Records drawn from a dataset
⟨

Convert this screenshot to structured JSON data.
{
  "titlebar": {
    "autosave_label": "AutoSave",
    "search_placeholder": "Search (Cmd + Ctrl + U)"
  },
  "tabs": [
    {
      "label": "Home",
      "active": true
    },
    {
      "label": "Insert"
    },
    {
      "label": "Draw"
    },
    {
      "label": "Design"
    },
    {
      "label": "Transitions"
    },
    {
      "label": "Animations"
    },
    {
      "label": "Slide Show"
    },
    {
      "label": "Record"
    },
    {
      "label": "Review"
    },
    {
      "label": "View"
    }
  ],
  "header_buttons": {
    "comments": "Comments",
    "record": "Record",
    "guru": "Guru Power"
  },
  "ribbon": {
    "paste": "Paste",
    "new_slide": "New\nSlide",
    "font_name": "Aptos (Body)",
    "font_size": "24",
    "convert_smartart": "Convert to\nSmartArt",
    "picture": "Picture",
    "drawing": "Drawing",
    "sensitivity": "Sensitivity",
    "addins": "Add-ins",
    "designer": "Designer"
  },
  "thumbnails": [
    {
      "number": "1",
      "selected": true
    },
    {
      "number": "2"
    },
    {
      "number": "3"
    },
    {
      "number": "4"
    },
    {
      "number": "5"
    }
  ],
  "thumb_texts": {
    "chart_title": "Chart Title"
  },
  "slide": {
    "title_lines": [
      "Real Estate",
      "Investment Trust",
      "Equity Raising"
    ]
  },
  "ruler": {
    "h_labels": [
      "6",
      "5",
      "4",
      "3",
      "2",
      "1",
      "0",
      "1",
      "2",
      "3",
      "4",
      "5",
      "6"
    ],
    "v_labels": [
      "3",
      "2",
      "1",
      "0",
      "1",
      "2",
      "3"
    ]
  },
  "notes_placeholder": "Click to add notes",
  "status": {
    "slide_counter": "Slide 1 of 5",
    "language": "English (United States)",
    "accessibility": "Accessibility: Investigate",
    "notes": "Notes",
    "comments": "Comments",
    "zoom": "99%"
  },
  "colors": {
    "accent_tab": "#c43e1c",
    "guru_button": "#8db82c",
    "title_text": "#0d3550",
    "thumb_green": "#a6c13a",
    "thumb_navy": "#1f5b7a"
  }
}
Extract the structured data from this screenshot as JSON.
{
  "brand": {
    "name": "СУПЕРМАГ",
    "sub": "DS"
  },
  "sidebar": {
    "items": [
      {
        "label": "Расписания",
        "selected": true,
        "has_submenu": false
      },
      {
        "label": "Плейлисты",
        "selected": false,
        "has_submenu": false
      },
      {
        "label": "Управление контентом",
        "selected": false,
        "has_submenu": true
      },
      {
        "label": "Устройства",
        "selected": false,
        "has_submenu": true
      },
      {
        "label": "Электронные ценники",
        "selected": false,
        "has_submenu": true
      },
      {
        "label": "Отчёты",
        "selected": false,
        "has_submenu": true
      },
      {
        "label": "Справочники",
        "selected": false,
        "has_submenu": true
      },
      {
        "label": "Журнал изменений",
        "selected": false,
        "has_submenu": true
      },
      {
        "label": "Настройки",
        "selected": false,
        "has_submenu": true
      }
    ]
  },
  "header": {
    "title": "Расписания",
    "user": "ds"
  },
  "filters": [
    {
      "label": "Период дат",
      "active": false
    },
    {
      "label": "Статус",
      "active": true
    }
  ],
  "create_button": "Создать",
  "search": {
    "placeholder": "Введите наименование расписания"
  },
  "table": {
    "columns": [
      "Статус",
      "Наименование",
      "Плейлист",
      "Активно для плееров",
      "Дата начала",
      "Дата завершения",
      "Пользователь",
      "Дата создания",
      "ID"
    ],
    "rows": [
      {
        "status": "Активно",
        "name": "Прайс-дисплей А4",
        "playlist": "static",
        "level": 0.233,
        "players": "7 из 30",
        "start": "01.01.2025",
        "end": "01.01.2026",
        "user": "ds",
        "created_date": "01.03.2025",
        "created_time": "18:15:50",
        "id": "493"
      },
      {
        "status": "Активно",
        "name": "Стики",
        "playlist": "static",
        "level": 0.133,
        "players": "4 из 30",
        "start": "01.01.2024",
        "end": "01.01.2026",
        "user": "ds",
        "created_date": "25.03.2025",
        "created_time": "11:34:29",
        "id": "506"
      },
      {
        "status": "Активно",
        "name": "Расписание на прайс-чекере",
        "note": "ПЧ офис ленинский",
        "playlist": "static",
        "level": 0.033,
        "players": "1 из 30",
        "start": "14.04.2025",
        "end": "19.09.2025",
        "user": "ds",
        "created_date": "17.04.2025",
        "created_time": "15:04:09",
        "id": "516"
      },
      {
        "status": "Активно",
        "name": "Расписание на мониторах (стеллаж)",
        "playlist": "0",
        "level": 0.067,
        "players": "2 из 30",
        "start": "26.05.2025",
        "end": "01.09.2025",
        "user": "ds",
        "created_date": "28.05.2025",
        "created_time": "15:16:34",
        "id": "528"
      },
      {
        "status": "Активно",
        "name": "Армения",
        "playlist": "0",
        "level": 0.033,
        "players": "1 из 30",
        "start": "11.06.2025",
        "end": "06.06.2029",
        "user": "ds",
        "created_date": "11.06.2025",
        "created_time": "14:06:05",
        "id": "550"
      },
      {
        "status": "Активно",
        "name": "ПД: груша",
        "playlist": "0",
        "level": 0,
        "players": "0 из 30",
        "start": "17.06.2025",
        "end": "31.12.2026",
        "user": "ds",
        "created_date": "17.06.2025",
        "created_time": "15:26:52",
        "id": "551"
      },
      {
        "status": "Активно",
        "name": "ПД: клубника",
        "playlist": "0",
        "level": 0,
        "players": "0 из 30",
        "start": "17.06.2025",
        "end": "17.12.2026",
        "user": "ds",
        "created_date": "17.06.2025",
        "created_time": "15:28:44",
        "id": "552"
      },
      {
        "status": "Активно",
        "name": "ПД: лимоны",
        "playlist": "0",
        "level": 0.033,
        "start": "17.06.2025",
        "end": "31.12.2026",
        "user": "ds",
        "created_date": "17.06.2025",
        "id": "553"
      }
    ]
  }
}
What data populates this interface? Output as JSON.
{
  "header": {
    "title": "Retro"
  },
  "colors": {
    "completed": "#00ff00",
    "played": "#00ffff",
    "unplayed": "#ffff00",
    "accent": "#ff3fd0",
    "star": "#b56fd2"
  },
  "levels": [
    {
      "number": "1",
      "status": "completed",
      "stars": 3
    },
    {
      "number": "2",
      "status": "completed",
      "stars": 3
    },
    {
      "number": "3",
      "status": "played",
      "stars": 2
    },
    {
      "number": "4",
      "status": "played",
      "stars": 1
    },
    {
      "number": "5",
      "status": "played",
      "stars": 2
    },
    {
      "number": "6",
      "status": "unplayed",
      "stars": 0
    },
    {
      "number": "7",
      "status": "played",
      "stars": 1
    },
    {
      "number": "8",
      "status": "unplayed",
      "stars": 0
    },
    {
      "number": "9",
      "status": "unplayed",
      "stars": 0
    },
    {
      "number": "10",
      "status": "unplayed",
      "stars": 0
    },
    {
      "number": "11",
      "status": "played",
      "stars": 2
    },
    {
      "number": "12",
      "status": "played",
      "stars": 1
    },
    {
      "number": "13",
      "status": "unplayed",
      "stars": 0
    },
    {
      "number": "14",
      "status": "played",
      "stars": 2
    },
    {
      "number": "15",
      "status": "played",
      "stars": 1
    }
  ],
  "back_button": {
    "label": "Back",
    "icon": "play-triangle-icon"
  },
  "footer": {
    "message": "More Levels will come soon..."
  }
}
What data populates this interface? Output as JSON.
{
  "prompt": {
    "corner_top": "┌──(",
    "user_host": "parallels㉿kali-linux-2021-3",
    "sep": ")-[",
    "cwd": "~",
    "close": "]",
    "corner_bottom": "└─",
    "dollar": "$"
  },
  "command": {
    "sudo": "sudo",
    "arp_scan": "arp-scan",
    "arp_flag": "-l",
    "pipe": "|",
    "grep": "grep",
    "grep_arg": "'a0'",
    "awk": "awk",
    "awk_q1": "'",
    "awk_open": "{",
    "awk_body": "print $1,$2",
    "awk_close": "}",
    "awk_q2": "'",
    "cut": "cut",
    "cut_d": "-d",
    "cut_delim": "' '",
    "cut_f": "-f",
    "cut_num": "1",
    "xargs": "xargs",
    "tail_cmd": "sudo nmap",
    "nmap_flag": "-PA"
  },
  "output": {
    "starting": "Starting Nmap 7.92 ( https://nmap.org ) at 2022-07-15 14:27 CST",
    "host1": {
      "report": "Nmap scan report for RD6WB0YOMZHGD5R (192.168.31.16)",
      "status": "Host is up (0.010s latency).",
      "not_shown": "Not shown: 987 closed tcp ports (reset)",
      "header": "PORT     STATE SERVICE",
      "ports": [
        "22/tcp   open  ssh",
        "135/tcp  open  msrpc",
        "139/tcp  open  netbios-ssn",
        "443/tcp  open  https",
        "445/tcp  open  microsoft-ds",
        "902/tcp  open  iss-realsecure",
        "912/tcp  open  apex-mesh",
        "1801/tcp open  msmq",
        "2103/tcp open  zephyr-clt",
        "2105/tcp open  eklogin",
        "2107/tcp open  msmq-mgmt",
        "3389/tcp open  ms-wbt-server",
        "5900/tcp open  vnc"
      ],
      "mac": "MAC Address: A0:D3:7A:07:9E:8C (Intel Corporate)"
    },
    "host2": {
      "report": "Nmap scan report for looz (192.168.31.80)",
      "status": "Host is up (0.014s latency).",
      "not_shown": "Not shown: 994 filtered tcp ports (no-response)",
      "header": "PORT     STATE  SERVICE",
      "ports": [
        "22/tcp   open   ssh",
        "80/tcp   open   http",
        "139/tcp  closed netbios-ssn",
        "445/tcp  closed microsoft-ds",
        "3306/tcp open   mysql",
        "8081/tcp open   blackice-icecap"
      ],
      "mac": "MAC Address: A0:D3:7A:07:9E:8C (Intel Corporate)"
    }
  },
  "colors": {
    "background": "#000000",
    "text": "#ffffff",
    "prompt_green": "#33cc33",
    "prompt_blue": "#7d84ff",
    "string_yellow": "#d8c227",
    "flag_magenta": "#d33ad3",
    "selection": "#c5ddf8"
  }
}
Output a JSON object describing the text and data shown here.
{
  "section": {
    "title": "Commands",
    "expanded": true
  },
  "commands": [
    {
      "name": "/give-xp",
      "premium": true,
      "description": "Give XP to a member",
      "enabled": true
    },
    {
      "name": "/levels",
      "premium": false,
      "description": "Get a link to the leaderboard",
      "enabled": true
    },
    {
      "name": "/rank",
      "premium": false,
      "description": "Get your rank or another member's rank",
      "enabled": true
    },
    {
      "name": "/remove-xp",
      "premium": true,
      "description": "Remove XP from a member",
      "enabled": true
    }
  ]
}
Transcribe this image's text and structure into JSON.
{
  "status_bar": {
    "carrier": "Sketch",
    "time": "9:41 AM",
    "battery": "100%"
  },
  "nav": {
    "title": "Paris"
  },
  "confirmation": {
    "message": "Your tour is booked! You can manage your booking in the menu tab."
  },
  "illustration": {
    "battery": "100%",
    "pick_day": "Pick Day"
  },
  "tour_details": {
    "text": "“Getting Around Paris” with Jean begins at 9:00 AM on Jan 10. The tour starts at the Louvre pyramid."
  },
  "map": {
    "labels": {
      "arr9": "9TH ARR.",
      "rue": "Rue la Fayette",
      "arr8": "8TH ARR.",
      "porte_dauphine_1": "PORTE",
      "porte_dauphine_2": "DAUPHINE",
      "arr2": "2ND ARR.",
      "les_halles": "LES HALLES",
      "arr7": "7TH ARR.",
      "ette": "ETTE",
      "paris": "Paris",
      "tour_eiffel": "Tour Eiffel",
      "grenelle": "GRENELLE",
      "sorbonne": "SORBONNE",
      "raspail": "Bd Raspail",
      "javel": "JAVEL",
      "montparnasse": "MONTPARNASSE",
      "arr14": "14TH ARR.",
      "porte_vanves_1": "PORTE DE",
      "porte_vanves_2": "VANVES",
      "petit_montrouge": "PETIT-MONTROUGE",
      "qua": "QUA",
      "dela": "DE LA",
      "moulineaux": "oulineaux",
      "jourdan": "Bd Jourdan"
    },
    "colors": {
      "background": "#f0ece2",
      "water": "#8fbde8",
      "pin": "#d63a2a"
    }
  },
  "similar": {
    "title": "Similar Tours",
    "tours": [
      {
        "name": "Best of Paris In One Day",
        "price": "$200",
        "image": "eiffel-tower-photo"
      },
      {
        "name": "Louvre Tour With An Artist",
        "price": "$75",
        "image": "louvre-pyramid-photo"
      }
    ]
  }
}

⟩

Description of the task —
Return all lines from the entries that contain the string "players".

Exercise output —
        "players": "7 из 30",
        "players": "4 из 30",
        "players": "1 из 30",
        "players": "2 из 30",
        "players": "1 из 30",
        "players": "0 из 30",
        "players": "0 из 30",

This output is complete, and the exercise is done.